Christopher Hanewinckel-USA TODAY Sports

The offseason hasn't even begun yet, but this morning's news out of Corvallis will likely be the bombshell of the year. Mike Riley has left Oregon State to accept the head coaching position at Nebraska. The move is a huge promotion for Riley and an even bigger loss for the Beavers.

Riley essentially had a lifetime deal at Oregon State. For each year the Beavers won six games, an extra year would be added to Riley's contract. As of today, Riley was under contract through 2021 with Oregon State. No coach is ever untouchable, but Riley was about as close as they came. His name wasn't even in the pot for the Nebraska job according to Vegas.

In recent years, Oregon State has been the definition of a mediocre program, and that's not just my Oregon bias coming out.
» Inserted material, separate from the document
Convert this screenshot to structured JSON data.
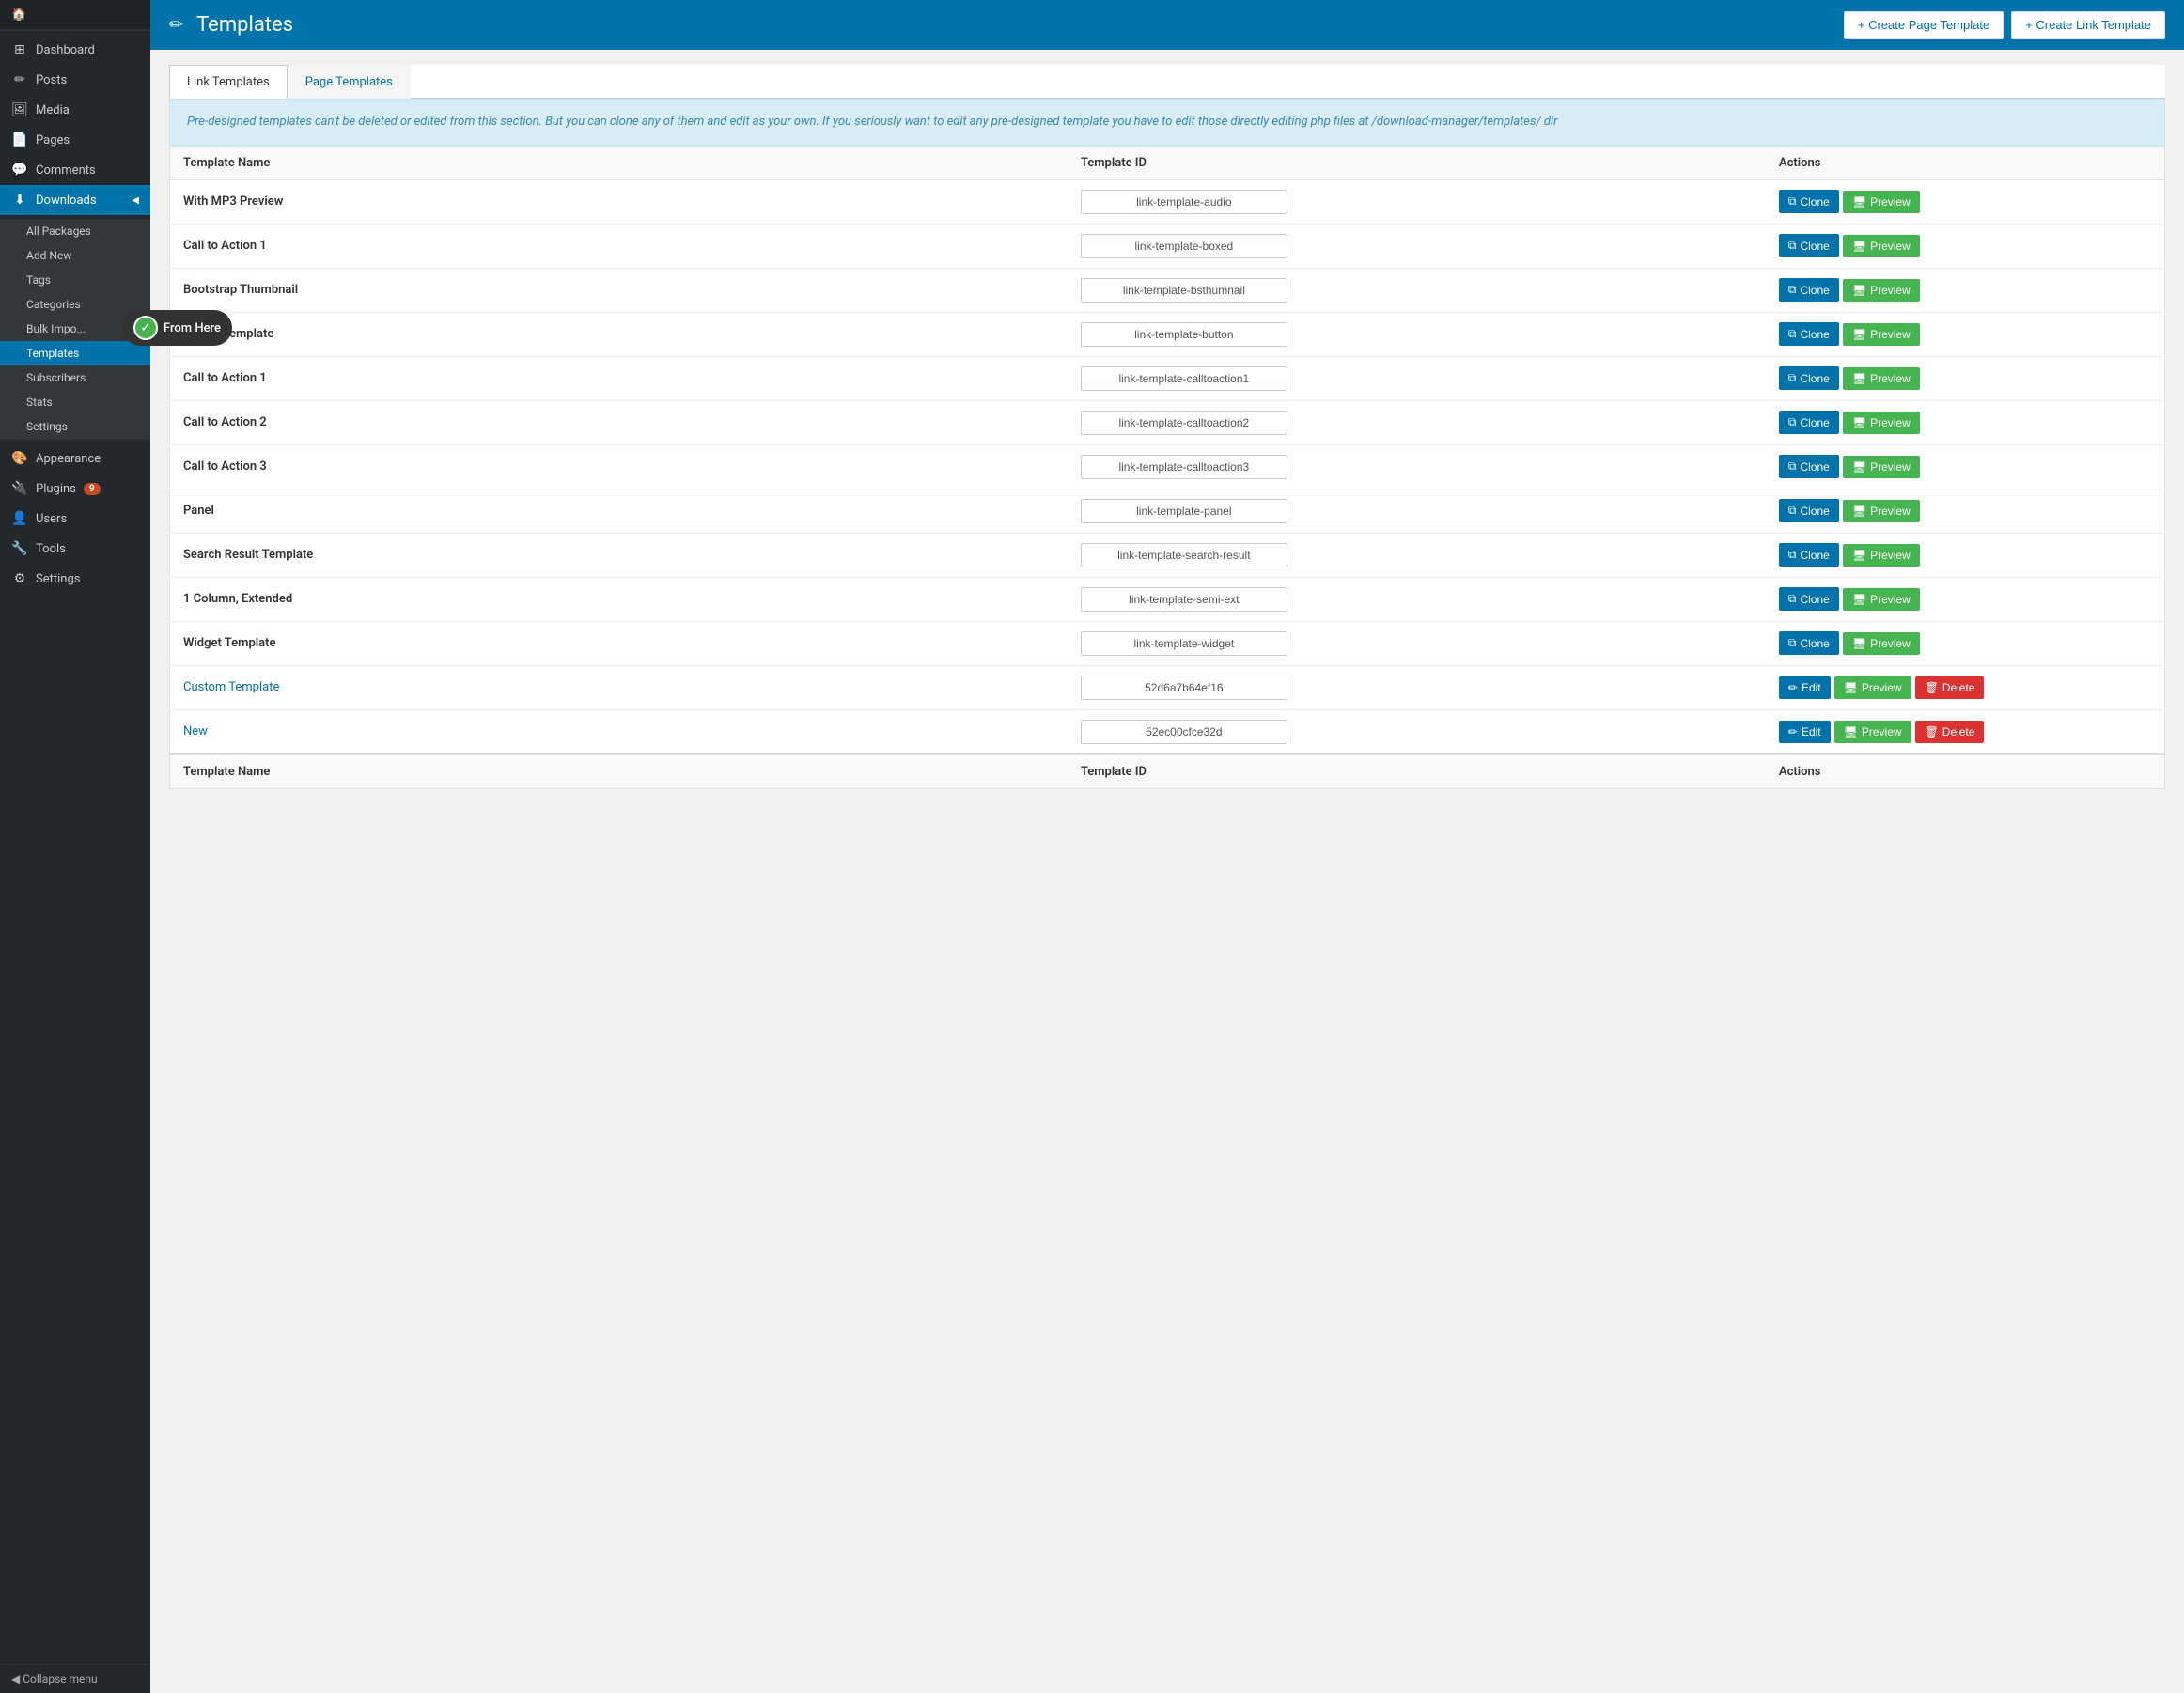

Only once under Mike Riley did the Beavers win 10 games in a year. That was back in 2006, and all they got out of that season was a Sun Bowl win. Riley brought the Beavers to the cusp of the Rose Bowl a couple of times, but the Ducks stomped out that dream real quick. The Beavers are always good for one good upset a year, maybe a trip to a bowl game, but nothing more. Riley did everything he could with the program, he just never had the talent to take them to the next level.

Some way-too-early candidates that have circulated around Twitter to fill the new coaching vacancy at Oregon State include Denis Erickson and Ed Orgerson. Erickson coached the Beavers from 1999-2002 while Mike Riley took a field trip to try out coaching in the NFL.
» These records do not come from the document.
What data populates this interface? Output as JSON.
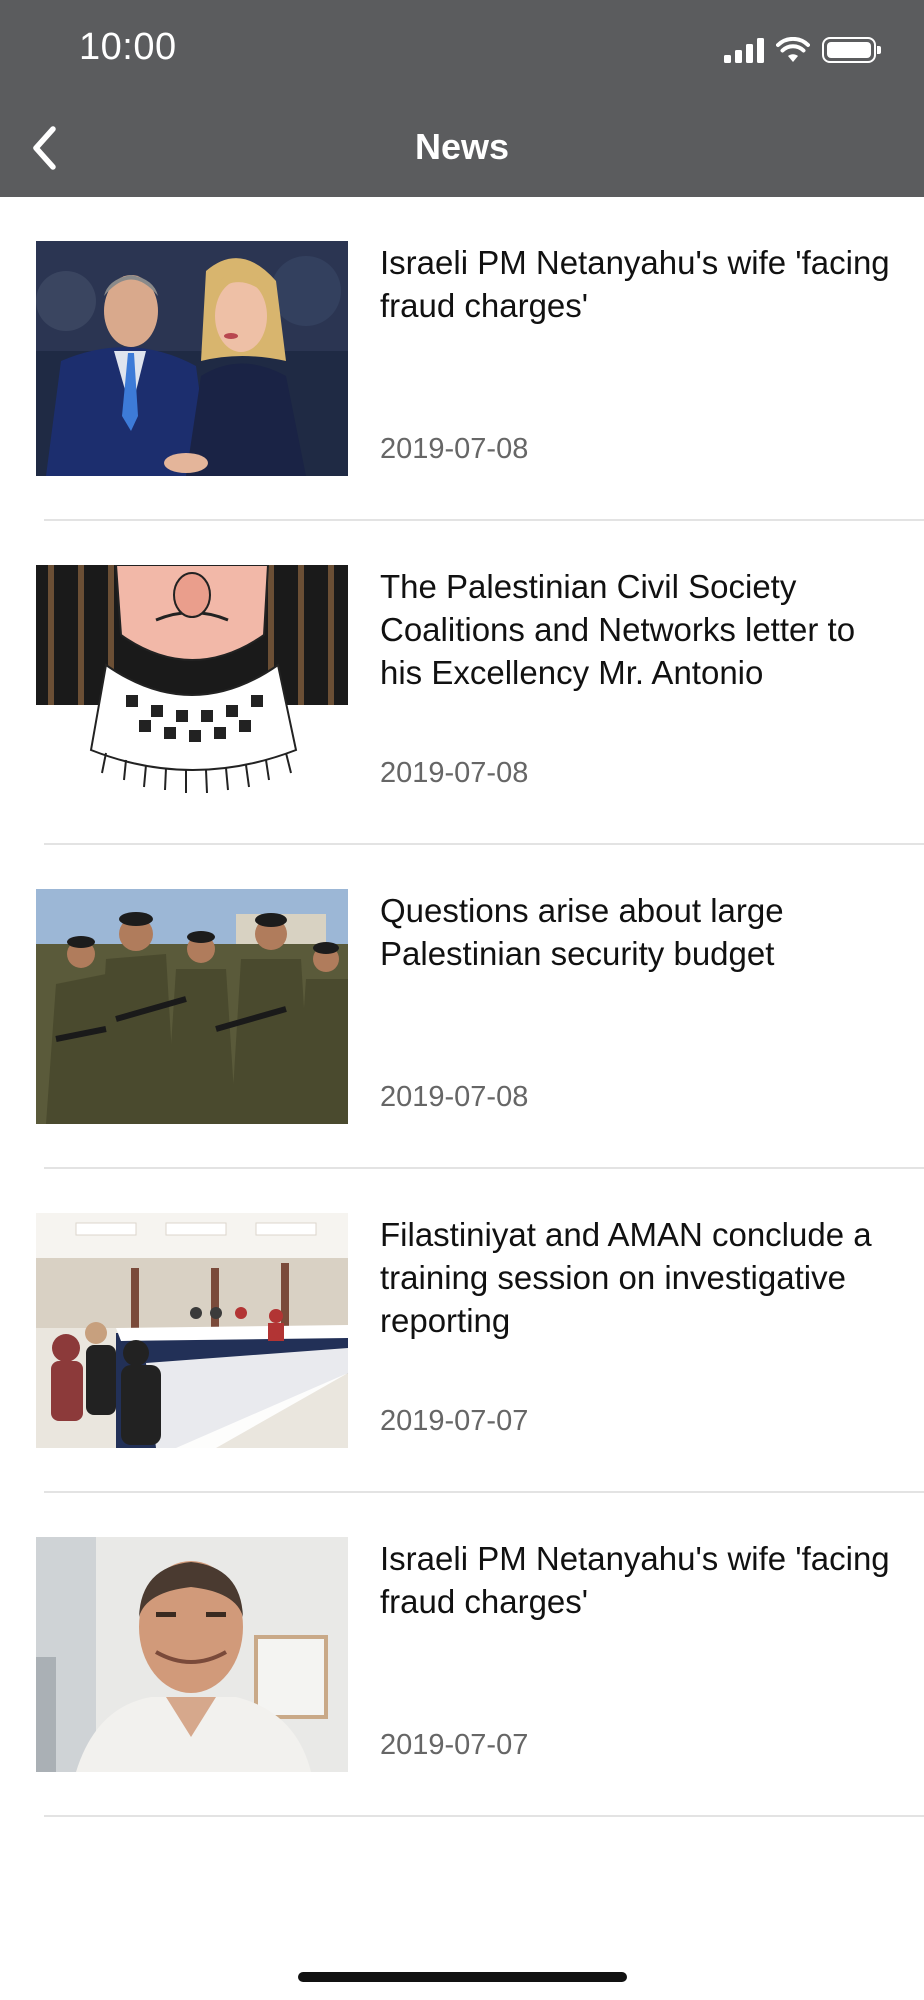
{
  "status_bar": {
    "time": "10:00"
  },
  "nav": {
    "title": "News"
  },
  "news": [
    {
      "title": "Israeli PM Netanyahu's wife 'facing fraud charges'",
      "date": "2019-07-08"
    },
    {
      "title": "The Palestinian Civil Society Coalitions and Networks letter to his Excellency Mr. Antonio",
      "date": "2019-07-08"
    },
    {
      "title": "Questions arise about large Palestinian security budget",
      "date": "2019-07-08"
    },
    {
      "title": "Filastiniyat and AMAN conclude a training session on investigative reporting",
      "date": "2019-07-07"
    },
    {
      "title": "Israeli PM Netanyahu's wife 'facing fraud charges'",
      "date": "2019-07-07"
    }
  ]
}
What does this move mean for the Ducks? It means that Scott Frost will remain with Oregon, at least for now. Frost, who led Nebraska to the 1997 national championship as their quarterback (beating Peyton Manning and Tennessee), was considered the favorite for the job. While Frost isn't as likely to take the Oregon State job, what we've learned today is that nothing makes sense in the world of college football coaches. The more popular rumors on Twitter have been that Riley will try and scoop up Frost for the offensive coordinator role, and then hand over the reins in a few years when he wants to retire.
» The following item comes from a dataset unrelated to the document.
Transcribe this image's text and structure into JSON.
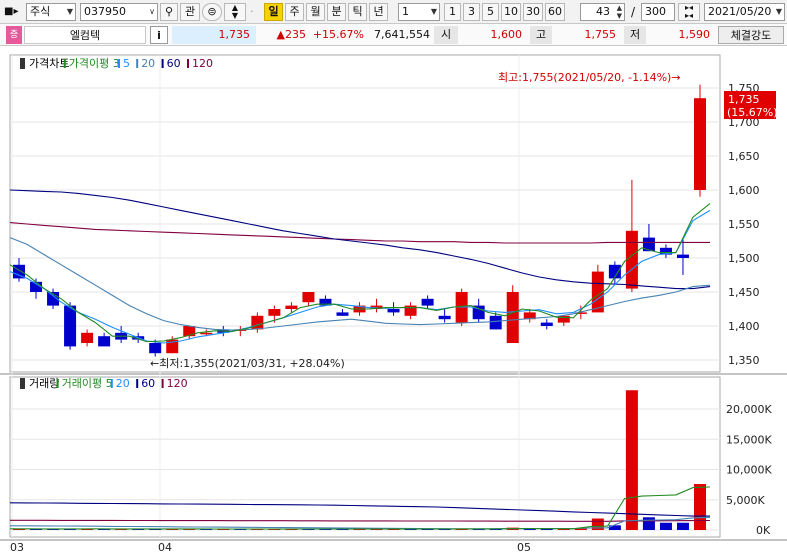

Out of all the hypothetical scenarios being thrown around, this one seems the most logical. Bring Frost back to his old stomping grounds, let him adjust to a new program without having to be in the spotlight, and then hand over the team when he's ready. Oregon knows a thing or two about promoting offensive coordinators to head coach. Of course, the toughest part of this plan would be luring Frost away from a program that is among the nation's elite to a team that consistently does just enough to get by and go to a decent bowl game every year.

Oregon isn't out of the clear just yet when it comes to retaining Scott Frost, but the biggest threat is now likely off the table.